• EXERCISE PROMPT
Write out the records that appear below, verbatim and complete, but without pictures.

Dataset records:
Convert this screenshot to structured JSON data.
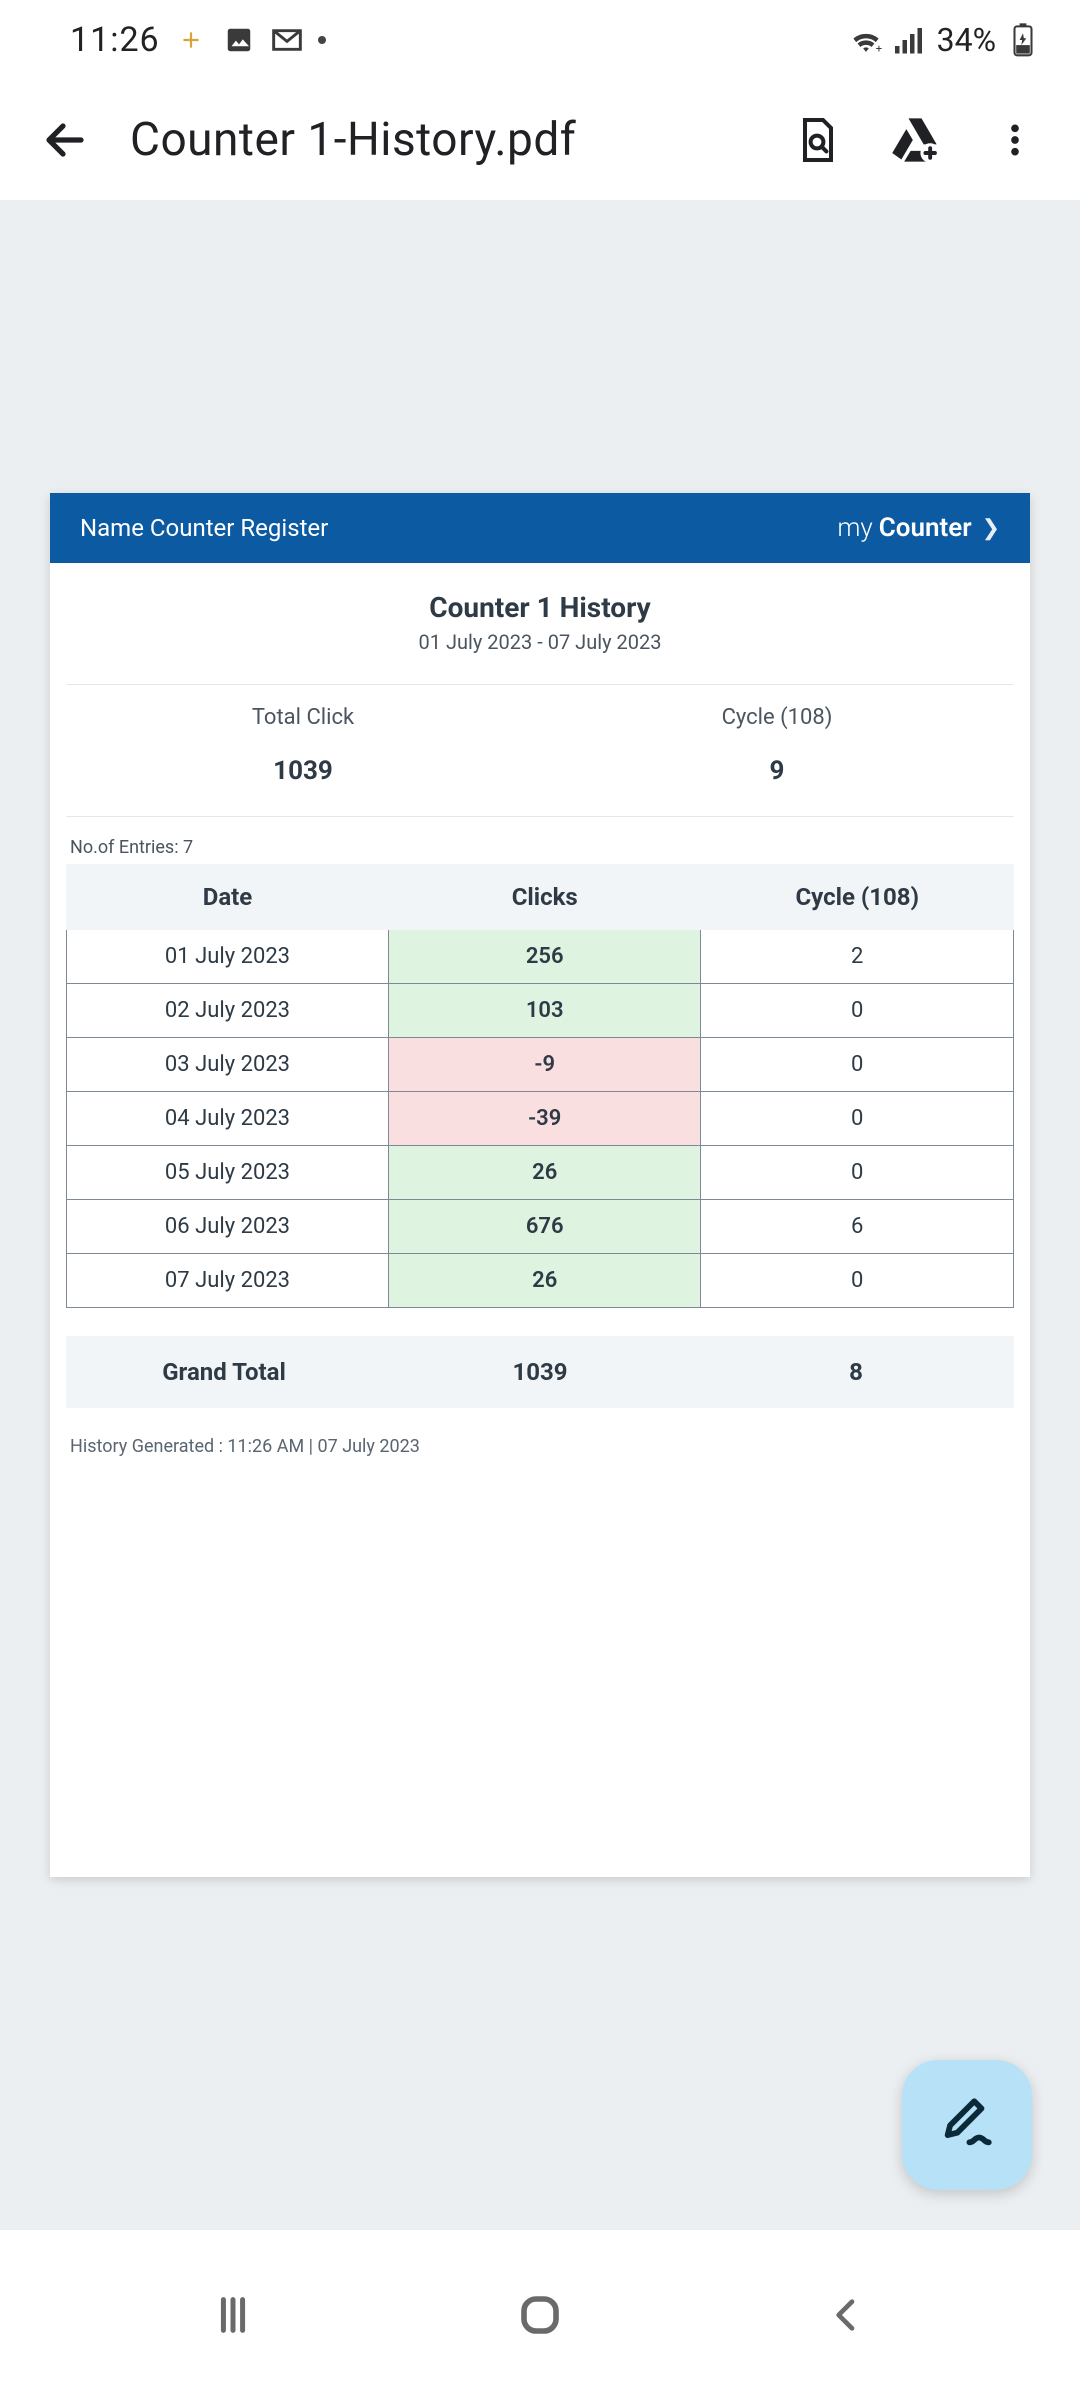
{
  "status": {
    "time": "11:26",
    "battery_text": "34%"
  },
  "appbar": {
    "title": "Counter 1-History.pdf"
  },
  "pdf": {
    "header_left": "Name Counter Register",
    "brand_thin": "my",
    "brand_bold": "Counter",
    "title": "Counter 1 History",
    "date_range": "01 July 2023 - 07 July 2023",
    "summary": {
      "total_click_label": "Total Click",
      "total_click_value": "1039",
      "cycle_label": "Cycle (108)",
      "cycle_value": "9"
    },
    "entries_note": "No.of Entries: 7",
    "columns": {
      "date": "Date",
      "clicks": "Clicks",
      "cycle": "Cycle (108)"
    },
    "rows": [
      {
        "date": "01 July 2023",
        "clicks": "256",
        "cycle": "2",
        "sign": "pos"
      },
      {
        "date": "02 July 2023",
        "clicks": "103",
        "cycle": "0",
        "sign": "pos"
      },
      {
        "date": "03 July 2023",
        "clicks": "-9",
        "cycle": "0",
        "sign": "neg"
      },
      {
        "date": "04 July 2023",
        "clicks": "-39",
        "cycle": "0",
        "sign": "neg"
      },
      {
        "date": "05 July 2023",
        "clicks": "26",
        "cycle": "0",
        "sign": "pos"
      },
      {
        "date": "06 July 2023",
        "clicks": "676",
        "cycle": "6",
        "sign": "pos"
      },
      {
        "date": "07 July 2023",
        "clicks": "26",
        "cycle": "0",
        "sign": "pos"
      }
    ],
    "grand": {
      "label": "Grand Total",
      "clicks": "1039",
      "cycle": "8"
    },
    "generated_note": "History Generated : 11:26 AM | 07 July 2023"
  }
}
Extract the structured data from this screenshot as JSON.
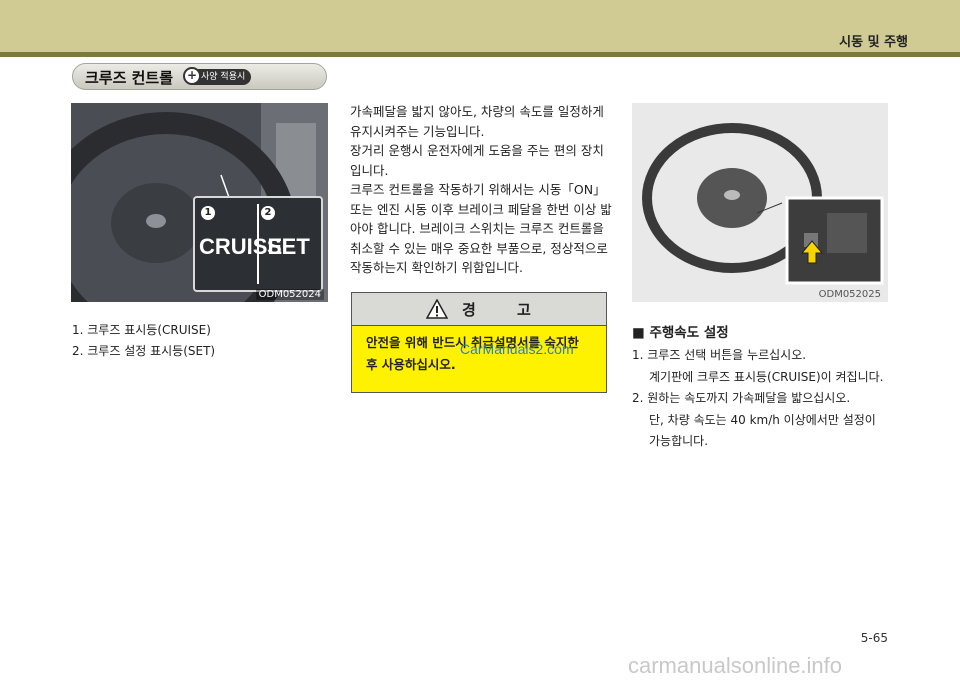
{
  "header": {
    "section_label": "시동 및 주행"
  },
  "title": {
    "text": "크루즈 컨트롤",
    "badge": "사양 적용시",
    "badge_plus": "+"
  },
  "left_image": {
    "code": "ODM052024",
    "label_cruise": "CRUISE",
    "label_set": "SET",
    "num1": "1",
    "num2": "2"
  },
  "left_list": [
    "1.  크루즈 표시등(CRUISE)",
    "2.  크루즈 설정 표시등(SET)"
  ],
  "mid_paragraphs": [
    "가속페달을 밟지 않아도, 차량의 속도를 일정하게 유지시켜주는 기능입니다.",
    "장거리 운행시 운전자에게 도움을 주는 편의 장치입니다.",
    "크루즈 컨트롤을 작동하기 위해서는 시동「ON」 또는 엔진 시동 이후 브레이크 페달을 한번 이상 밟아야 합니다. 브레이크 스위치는 크루즈 컨트롤을 취소할 수 있는 매우 중요한 부품으로, 정상적으로 작동하는지 확인하기 위함입니다."
  ],
  "warning": {
    "title": "경 고",
    "line1": "안전을 위해 반드시 취급설명서를 숙지한",
    "line2": "후 사용하십시오.",
    "watermark": "CarManuals2.com"
  },
  "right_image": {
    "code": "ODM052025"
  },
  "right_section": {
    "heading": "■ 주행속도 설정",
    "items": [
      "1.  크루즈 선택 버튼을 누르십시오.",
      "계기판에 크루즈 표시등(CRUISE)이 켜집니다.",
      "2.  원하는 속도까지 가속페달을 밟으십시오.",
      "단, 차량 속도는 40 km/h 이상에서만 설정이",
      "가능합니다."
    ]
  },
  "page_number": "5-65",
  "footer_watermark": "carmanualsonline.info",
  "colors": {
    "topbar": "#cfcb93",
    "topbar_line": "#7d7a3f",
    "warning_yellow": "#fff200"
  }
}
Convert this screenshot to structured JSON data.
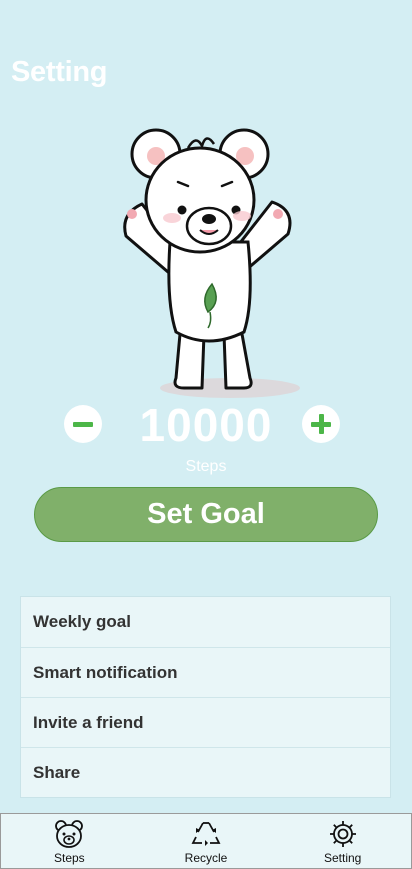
{
  "header": {
    "title": "Setting"
  },
  "goal": {
    "value": "10000",
    "unit": "Steps"
  },
  "actions": {
    "set_goal_label": "Set Goal"
  },
  "settings": {
    "items": [
      {
        "label": "Weekly goal"
      },
      {
        "label": "Smart notification"
      },
      {
        "label": "Invite a friend"
      },
      {
        "label": "Share"
      }
    ]
  },
  "tabs": [
    {
      "label": "Steps",
      "icon": "bear-face-icon"
    },
    {
      "label": "Recycle",
      "icon": "recycle-icon"
    },
    {
      "label": "Setting",
      "icon": "gear-icon"
    }
  ],
  "colors": {
    "background": "#d4eef3",
    "accent_green": "#80b06a",
    "stepper_green": "#4cb648",
    "list_background": "#e9f6f8"
  }
}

• SOLVED EXERCISE
Convert this screenshot to structured JSON data.
{
  "status": {
    "time": "11:26",
    "battery_text": "34%"
  },
  "appbar": {
    "title": "Counter 1-History.pdf"
  },
  "pdf": {
    "header_left": "Name Counter Register",
    "brand_thin": "my",
    "brand_bold": "Counter",
    "title": "Counter 1 History",
    "date_range": "01 July 2023 - 07 July 2023",
    "summary": {
      "total_click_label": "Total Click",
      "total_click_value": "1039",
      "cycle_label": "Cycle (108)",
      "cycle_value": "9"
    },
    "entries_note": "No.of Entries: 7",
    "columns": {
      "date": "Date",
      "clicks": "Clicks",
      "cycle": "Cycle (108)"
    },
    "rows": [
      {
        "date": "01 July 2023",
        "clicks": "256",
        "cycle": "2",
        "sign": "pos"
      },
      {
        "date": "02 July 2023",
        "clicks": "103",
        "cycle": "0",
        "sign": "pos"
      },
      {
        "date": "03 July 2023",
        "clicks": "-9",
        "cycle": "0",
        "sign": "neg"
      },
      {
        "date": "04 July 2023",
        "clicks": "-39",
        "cycle": "0",
        "sign": "neg"
      },
      {
        "date": "05 July 2023",
        "clicks": "26",
        "cycle": "0",
        "sign": "pos"
      },
      {
        "date": "06 July 2023",
        "clicks": "676",
        "cycle": "6",
        "sign": "pos"
      },
      {
        "date": "07 July 2023",
        "clicks": "26",
        "cycle": "0",
        "sign": "pos"
      }
    ],
    "grand": {
      "label": "Grand Total",
      "clicks": "1039",
      "cycle": "8"
    },
    "generated_note": "History Generated : 11:26 AM | 07 July 2023"
  }
}
Extract the structured data from this screenshot as JSON.
{
  "header": {
    "section_label": "시동 및 주행"
  },
  "title": {
    "text": "크루즈 컨트롤",
    "badge": "사양 적용시",
    "badge_plus": "+"
  },
  "left_image": {
    "code": "ODM052024",
    "label_cruise": "CRUISE",
    "label_set": "SET",
    "num1": "1",
    "num2": "2"
  },
  "left_list": [
    "1.  크루즈 표시등(CRUISE)",
    "2.  크루즈 설정 표시등(SET)"
  ],
  "mid_paragraphs": [
    "가속페달을 밟지 않아도, 차량의 속도를 일정하게 유지시켜주는 기능입니다.",
    "장거리 운행시 운전자에게 도움을 주는 편의 장치입니다.",
    "크루즈 컨트롤을 작동하기 위해서는 시동「ON」 또는 엔진 시동 이후 브레이크 페달을 한번 이상 밟아야 합니다. 브레이크 스위치는 크루즈 컨트롤을 취소할 수 있는 매우 중요한 부품으로, 정상적으로 작동하는지 확인하기 위함입니다."
  ],
  "warning": {
    "title": "경 고",
    "line1": "안전을 위해 반드시 취급설명서를 숙지한",
    "line2": "후 사용하십시오.",
    "watermark": "CarManuals2.com"
  },
  "right_image": {
    "code": "ODM052025"
  },
  "right_section": {
    "heading": "■ 주행속도 설정",
    "items": [
      "1.  크루즈 선택 버튼을 누르십시오.",
      "계기판에 크루즈 표시등(CRUISE)이 켜집니다.",
      "2.  원하는 속도까지 가속페달을 밟으십시오.",
      "단, 차량 속도는 40 km/h 이상에서만 설정이",
      "가능합니다."
    ]
  },
  "page_number": "5-65",
  "footer_watermark": "carmanualsonline.info",
  "colors": {
    "topbar": "#cfcb93",
    "topbar_line": "#7d7a3f",
    "warning_yellow": "#fff200"
  }
}
Convert this screenshot to structured JSON data.
{
  "header": {
    "title": "Setting"
  },
  "goal": {
    "value": "10000",
    "unit": "Steps"
  },
  "actions": {
    "set_goal_label": "Set Goal"
  },
  "settings": {
    "items": [
      {
        "label": "Weekly goal"
      },
      {
        "label": "Smart notification"
      },
      {
        "label": "Invite a friend"
      },
      {
        "label": "Share"
      }
    ]
  },
  "tabs": [
    {
      "label": "Steps",
      "icon": "bear-face-icon"
    },
    {
      "label": "Recycle",
      "icon": "recycle-icon"
    },
    {
      "label": "Setting",
      "icon": "gear-icon"
    }
  ],
  "colors": {
    "background": "#d4eef3",
    "accent_green": "#80b06a",
    "stepper_green": "#4cb648",
    "list_background": "#e9f6f8"
  }
}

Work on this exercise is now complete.